At Cinnamon and Silver, we proudly make costume jewelry. While all jewelry will become tarnished with wear and age, costume jewelry requires different cleaning techniques.

These are not difficult, nor do they have to be expensive. Here are the top 3 ways to clean your favorite costume jewelry pieces gently and effectively:

 

1. Toothpaste!

A best-kept secret of grandmas everywhere, and something everyone should have on hand (right?). A few caveats to know before you get too excited. Check out this YouTube video to see how it’s done:

http://www.youtube.com/watch?v=-sPwkk6g4Fk

 

2. Warm, soapy water and a soft toothbrush

Simple, cheap, and not too messy, this would be my first line of defense against dirty costume jewelry. Just be careful not to brush too hard, or you may loosen or outright lose stones.

**Addendum 3/3/2015 

I just successfully cleaned the tarnish from a pair of earrings and a necklace using a soft toothbrush dipped in warm water with a bit of baking soda mixed in. Voila! Shiny again!

 

3. A jar of jewelry cleaner

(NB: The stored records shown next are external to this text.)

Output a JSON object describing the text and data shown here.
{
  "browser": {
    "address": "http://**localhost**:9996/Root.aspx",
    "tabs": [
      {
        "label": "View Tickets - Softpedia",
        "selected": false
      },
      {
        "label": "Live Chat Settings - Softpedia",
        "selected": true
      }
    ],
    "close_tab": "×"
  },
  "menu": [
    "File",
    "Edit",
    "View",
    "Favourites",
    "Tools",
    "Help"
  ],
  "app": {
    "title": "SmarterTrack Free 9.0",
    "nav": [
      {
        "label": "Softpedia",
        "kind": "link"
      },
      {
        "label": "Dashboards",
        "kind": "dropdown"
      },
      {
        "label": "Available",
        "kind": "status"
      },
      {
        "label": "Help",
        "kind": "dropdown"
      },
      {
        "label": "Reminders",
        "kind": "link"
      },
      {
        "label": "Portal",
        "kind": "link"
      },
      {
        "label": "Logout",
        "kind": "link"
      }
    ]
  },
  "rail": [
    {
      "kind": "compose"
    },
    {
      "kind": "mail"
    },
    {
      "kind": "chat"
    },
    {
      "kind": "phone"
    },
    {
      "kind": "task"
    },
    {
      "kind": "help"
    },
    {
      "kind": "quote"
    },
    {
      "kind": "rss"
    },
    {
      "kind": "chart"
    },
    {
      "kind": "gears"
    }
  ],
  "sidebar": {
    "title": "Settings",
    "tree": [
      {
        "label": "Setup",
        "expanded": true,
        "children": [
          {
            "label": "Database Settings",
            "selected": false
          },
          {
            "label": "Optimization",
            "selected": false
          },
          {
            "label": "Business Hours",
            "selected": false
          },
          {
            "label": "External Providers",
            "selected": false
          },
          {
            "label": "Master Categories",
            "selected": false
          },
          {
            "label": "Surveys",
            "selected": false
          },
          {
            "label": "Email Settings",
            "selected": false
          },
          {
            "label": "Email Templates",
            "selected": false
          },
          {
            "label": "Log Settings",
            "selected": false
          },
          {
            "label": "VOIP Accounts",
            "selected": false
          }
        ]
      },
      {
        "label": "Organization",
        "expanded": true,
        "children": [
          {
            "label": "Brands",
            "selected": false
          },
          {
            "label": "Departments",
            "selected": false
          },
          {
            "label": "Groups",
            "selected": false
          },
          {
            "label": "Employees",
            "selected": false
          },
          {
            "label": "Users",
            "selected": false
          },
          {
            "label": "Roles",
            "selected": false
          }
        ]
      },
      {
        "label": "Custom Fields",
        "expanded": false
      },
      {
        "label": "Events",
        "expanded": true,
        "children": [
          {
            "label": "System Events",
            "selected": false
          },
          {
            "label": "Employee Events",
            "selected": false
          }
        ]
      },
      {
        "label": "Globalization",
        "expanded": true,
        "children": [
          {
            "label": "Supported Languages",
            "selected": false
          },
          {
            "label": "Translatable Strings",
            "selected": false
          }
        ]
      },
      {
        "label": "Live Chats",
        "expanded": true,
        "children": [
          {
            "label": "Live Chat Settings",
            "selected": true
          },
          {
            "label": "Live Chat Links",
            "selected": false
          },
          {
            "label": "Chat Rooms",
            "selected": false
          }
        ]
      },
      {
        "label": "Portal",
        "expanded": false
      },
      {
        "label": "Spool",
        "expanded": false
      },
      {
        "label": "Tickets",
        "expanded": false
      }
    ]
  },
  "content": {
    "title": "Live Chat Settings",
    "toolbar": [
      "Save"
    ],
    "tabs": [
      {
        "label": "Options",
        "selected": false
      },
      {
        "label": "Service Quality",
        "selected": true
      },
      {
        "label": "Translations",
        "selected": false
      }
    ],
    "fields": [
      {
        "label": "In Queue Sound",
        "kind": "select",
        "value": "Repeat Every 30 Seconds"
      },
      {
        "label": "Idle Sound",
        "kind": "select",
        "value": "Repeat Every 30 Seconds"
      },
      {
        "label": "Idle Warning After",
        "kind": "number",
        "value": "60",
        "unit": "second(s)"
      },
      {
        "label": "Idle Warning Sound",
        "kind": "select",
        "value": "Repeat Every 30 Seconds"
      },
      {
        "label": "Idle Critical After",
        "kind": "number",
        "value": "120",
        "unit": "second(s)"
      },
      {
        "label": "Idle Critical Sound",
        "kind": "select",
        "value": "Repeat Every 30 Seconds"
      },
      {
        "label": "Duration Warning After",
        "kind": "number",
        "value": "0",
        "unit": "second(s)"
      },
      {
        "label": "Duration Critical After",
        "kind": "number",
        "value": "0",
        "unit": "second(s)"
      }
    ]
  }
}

Perhaps the most expensive option, but jewelry cleaner usually does last a while. Plus, it can clean your more expensive pieces. Just be sure to read the label carefully to see if it is safe for costume jewelry.